─── SOURCE RECORDS ───
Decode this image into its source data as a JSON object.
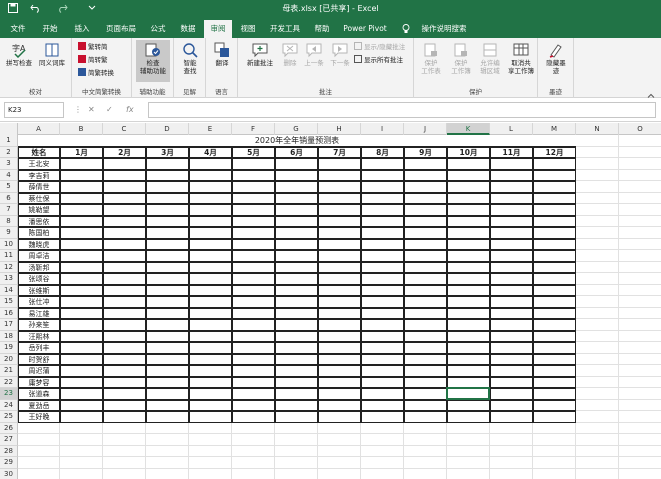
{
  "window": {
    "title": "母表.xlsx  [已共享]  -  Excel"
  },
  "quick_access": {
    "save_icon": "save-icon",
    "undo_icon": "undo-icon",
    "redo_icon": "redo-icon",
    "customize_icon": "chevron-down-icon"
  },
  "tabs": [
    "文件",
    "开始",
    "插入",
    "页面布局",
    "公式",
    "数据",
    "审阅",
    "视图",
    "开发工具",
    "帮助",
    "Power Pivot"
  ],
  "active_tab": "审阅",
  "tell_me": "操作说明搜索",
  "ribbon": {
    "groups": [
      {
        "label": "校对",
        "buttons": [
          "拼写检查",
          "同义词库"
        ]
      },
      {
        "label": "中文简繁转换",
        "buttons": [
          "繁转简",
          "简转繁",
          "简繁转换"
        ]
      },
      {
        "label": "辅助功能",
        "buttons": [
          "检查",
          "辅助功能"
        ]
      },
      {
        "label": "见解",
        "buttons": [
          "智能",
          "查找"
        ]
      },
      {
        "label": "语言",
        "buttons": [
          "翻译"
        ]
      },
      {
        "label": "批注",
        "buttons": [
          "新建批注",
          "删除",
          "上一条",
          "下一条",
          "显示/隐藏批注",
          "显示所有批注"
        ]
      },
      {
        "label": "保护",
        "buttons": [
          "保护",
          "工作表",
          "保护",
          "工作簿",
          "允许编",
          "辑区域",
          "取消共",
          "享工作簿"
        ]
      },
      {
        "label": "墨迹",
        "buttons": [
          "隐藏墨",
          "迹"
        ]
      }
    ]
  },
  "formula_bar": {
    "name_box": "K23",
    "formula": ""
  },
  "columns": [
    "A",
    "B",
    "C",
    "D",
    "E",
    "F",
    "G",
    "H",
    "I",
    "J",
    "K",
    "L",
    "M",
    "N",
    "O"
  ],
  "selected_column": "K",
  "rows": [
    "1",
    "2",
    "3",
    "4",
    "5",
    "6",
    "7",
    "8",
    "9",
    "10",
    "11",
    "12",
    "13",
    "14",
    "15",
    "16",
    "17",
    "18",
    "19",
    "20",
    "21",
    "22",
    "23",
    "24",
    "25",
    "26",
    "27",
    "28",
    "29",
    "30"
  ],
  "selected_row": "23",
  "sheet": {
    "title": "2020年全年销量预测表",
    "header_name": "姓名",
    "months": [
      "1月",
      "2月",
      "3月",
      "4月",
      "5月",
      "6月",
      "7月",
      "8月",
      "9月",
      "10月",
      "11月",
      "12月"
    ],
    "names": [
      "王北安",
      "李吉莉",
      "薛倩世",
      "蔡仕保",
      "姚勒望",
      "潘思依",
      "陈国柏",
      "魏晓虎",
      "周卓洁",
      "汤靳邦",
      "张颂谷",
      "张维斯",
      "张仕冲",
      "易江雄",
      "孙来笙",
      "汪熙林",
      "岳列丰",
      "时贺舒",
      "周迟蒲",
      "庸梦容",
      "张道森",
      "夏劲岳",
      "王好晚"
    ]
  },
  "active_cell": "K23"
}
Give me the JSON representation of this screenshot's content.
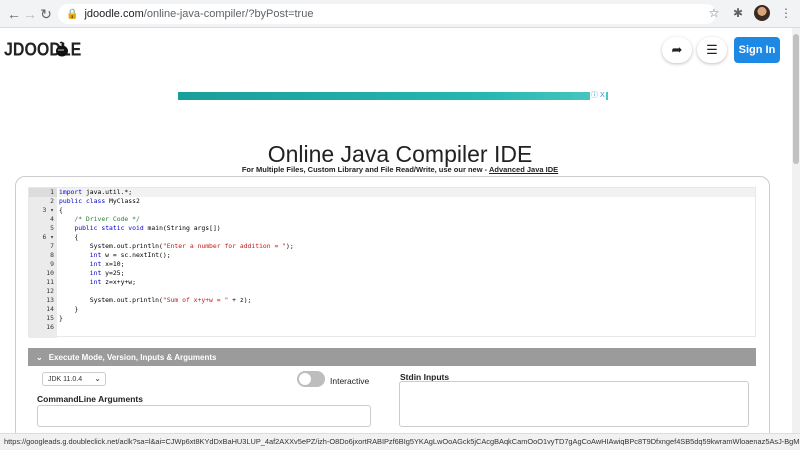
{
  "browser": {
    "url_domain": "jdoodle.com",
    "url_path": "/online-java-compiler/?byPost=true",
    "back_icon": "arrow-left",
    "forward_icon": "arrow-right",
    "reload_icon": "reload"
  },
  "header": {
    "logo_text": "JDOODLE",
    "share_icon": "share-arrow",
    "menu_icon": "hamburger",
    "signin_label": "Sign In"
  },
  "ad": {
    "close_label": "ⓘ X"
  },
  "page": {
    "title": "Online Java Compiler IDE",
    "subtitle_prefix": "For Multiple Files, Custom Library and File Read/Write, use our new - ",
    "subtitle_link": "Advanced Java IDE"
  },
  "editor": {
    "lines": [
      {
        "num": "1",
        "fold": "",
        "text": "import java.util.*;"
      },
      {
        "num": "2",
        "fold": "",
        "text": "public class MyClass2"
      },
      {
        "num": "3",
        "fold": "▾",
        "text": "{"
      },
      {
        "num": "4",
        "fold": "",
        "text": "    /* Driver Code */"
      },
      {
        "num": "5",
        "fold": "",
        "text": "    public static void main(String args[])"
      },
      {
        "num": "6",
        "fold": "▾",
        "text": "    {"
      },
      {
        "num": "7",
        "fold": "",
        "text": "        System.out.println(\"Enter a number for addition = \");"
      },
      {
        "num": "8",
        "fold": "",
        "text": "        int w = sc.nextInt();"
      },
      {
        "num": "9",
        "fold": "",
        "text": "        int x=10;"
      },
      {
        "num": "10",
        "fold": "",
        "text": "        int y=25;"
      },
      {
        "num": "11",
        "fold": "",
        "text": "        int z=x+y+w;"
      },
      {
        "num": "12",
        "fold": "",
        "text": ""
      },
      {
        "num": "13",
        "fold": "",
        "text": "        System.out.println(\"Sum of x+y+w = \" + z);"
      },
      {
        "num": "14",
        "fold": "",
        "text": "    }"
      },
      {
        "num": "15",
        "fold": "",
        "text": "}"
      },
      {
        "num": "16",
        "fold": "",
        "text": ""
      }
    ]
  },
  "execute": {
    "bar_label": "Execute Mode, Version, Inputs & Arguments",
    "jdk_value": "JDK 11.0.4",
    "interactive_label": "Interactive",
    "stdin_label": "Stdin Inputs",
    "cmd_label": "CommandLine Arguments"
  },
  "status": {
    "url": "https://googleads.g.doubleclick.net/aclk?sa=l&ai=CJWp6xt8KYdDxBaHU3LUP_4af2AXXv5ePZ/izh-O8Do6jxortRABIPzf6BIg5YKAgLwOoAGck5jCAcgBAqkCamOoO1vyTD7gAgCoAwHIAwiqBPc8T9Dfxngef4SB5dq59kwramWloaenaz5AsJ-BgMNuoWo7aT..."
  }
}
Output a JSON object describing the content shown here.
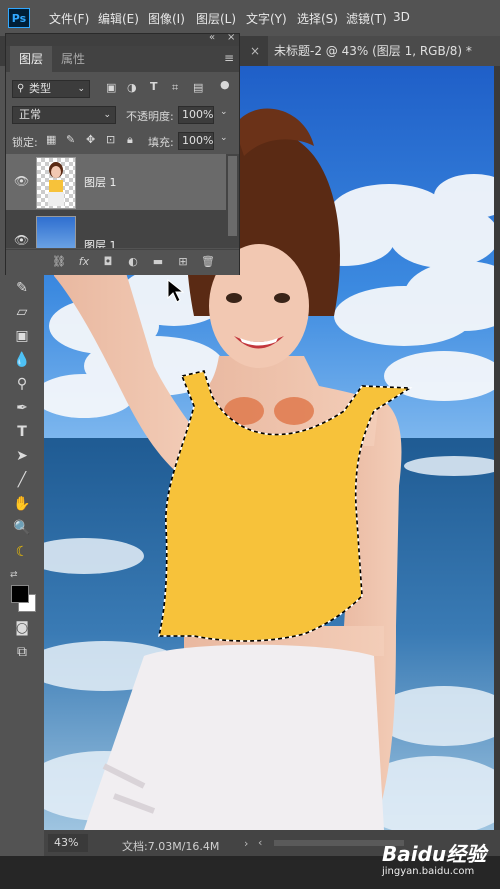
{
  "app": {
    "logo": "Ps"
  },
  "menu": [
    "文件(F)",
    "编辑(E)",
    "图像(I)",
    "图层(L)",
    "文字(Y)",
    "选择(S)",
    "滤镜(T)",
    "3D"
  ],
  "document": {
    "tab_title": "未标题-2 @ 43% (图层 1, RGB/8) *",
    "close_label": "×"
  },
  "panel": {
    "tabs": [
      "图层",
      "属性"
    ],
    "collapse_label": "«",
    "close_label": "×",
    "filter": {
      "kind": "类型"
    },
    "blend_mode": "正常",
    "opacity_label": "不透明度:",
    "opacity_value": "100%",
    "lock_label": "锁定:",
    "fill_label": "填充:",
    "fill_value": "100%",
    "layers": [
      {
        "name": "图层 1",
        "selected": true
      },
      {
        "name": "图层 1",
        "selected": false
      }
    ]
  },
  "status": {
    "zoom": "43%",
    "doc_info": "文档:7.03M/16.4M"
  },
  "watermark": {
    "brand": "Baidu经验",
    "url": "jingyan.baidu.com"
  },
  "colors": {
    "foreground": "#000000",
    "background": "#ffffff",
    "selection_top": "#f7c23a"
  },
  "icons": [
    "move-icon",
    "lasso-icon",
    "magic-wand-icon",
    "crop-icon",
    "eyedropper-icon",
    "healing-brush-icon",
    "brush-icon",
    "clone-stamp-icon",
    "history-brush-icon",
    "eraser-icon",
    "gradient-icon",
    "blur-icon",
    "dodge-icon",
    "pen-icon",
    "type-icon",
    "path-selection-icon",
    "line-icon",
    "hand-icon",
    "zoom-icon",
    "banana-icon",
    "quick-mask-icon",
    "screen-mode-icon"
  ]
}
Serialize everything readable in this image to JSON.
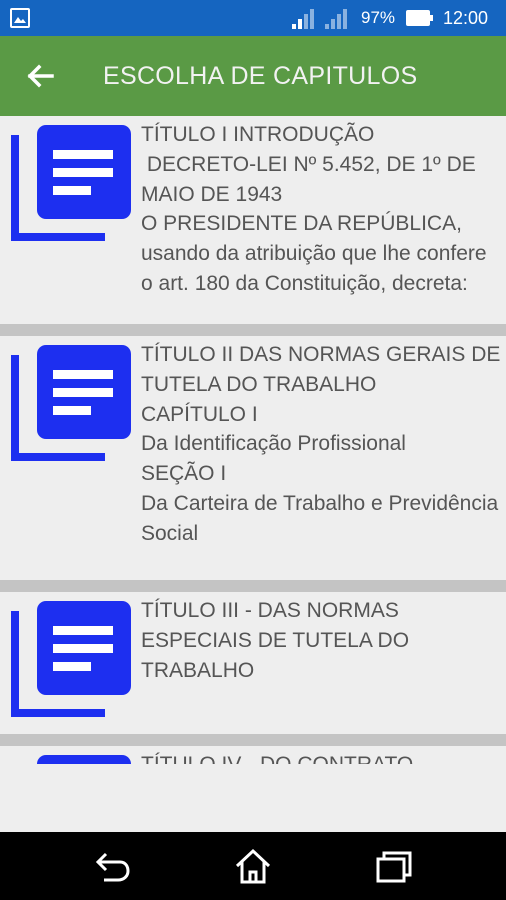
{
  "status_bar": {
    "battery_percent": "97%",
    "time": "12:00",
    "icons": [
      "gallery-icon",
      "wifi-icon",
      "signal-icon",
      "battery-icon"
    ]
  },
  "app_bar": {
    "title": "ESCOLHA DE CAPITULOS",
    "back_icon": "arrow-left-icon",
    "color": "#5a9a45"
  },
  "items": [
    {
      "text": "TÍTULO I INTRODUÇÃO\n DECRETO-LEI Nº 5.452, DE 1º DE MAIO DE 1943\nO PRESIDENTE DA REPÚBLICA, usando da atribuição que lhe confere o art. 180 da Constituição, decreta:"
    },
    {
      "text": "TÍTULO II DAS NORMAS GERAIS DE TUTELA DO TRABALHO\nCAPÍTULO I\nDa Identificação Profissional\nSEÇÃO I\nDa Carteira de Trabalho e Previdência Social"
    },
    {
      "text": "TÍTULO III - DAS NORMAS ESPECIAIS DE TUTELA DO TRABALHO"
    },
    {
      "text": "TÍTULO IV - DO CONTRATO"
    }
  ],
  "item_icon": "document-list-icon",
  "icon_color": "#1d2ff0",
  "nav_bar": {
    "icons": [
      "back-icon",
      "home-icon",
      "recents-icon"
    ]
  }
}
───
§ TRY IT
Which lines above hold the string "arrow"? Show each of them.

§ ANSWER BOX
    "back_icon": "arrow-left",
    "forward_icon": "arrow-right",
    "share_icon": "share-arrow",
    "back_icon": "arrow-left-icon",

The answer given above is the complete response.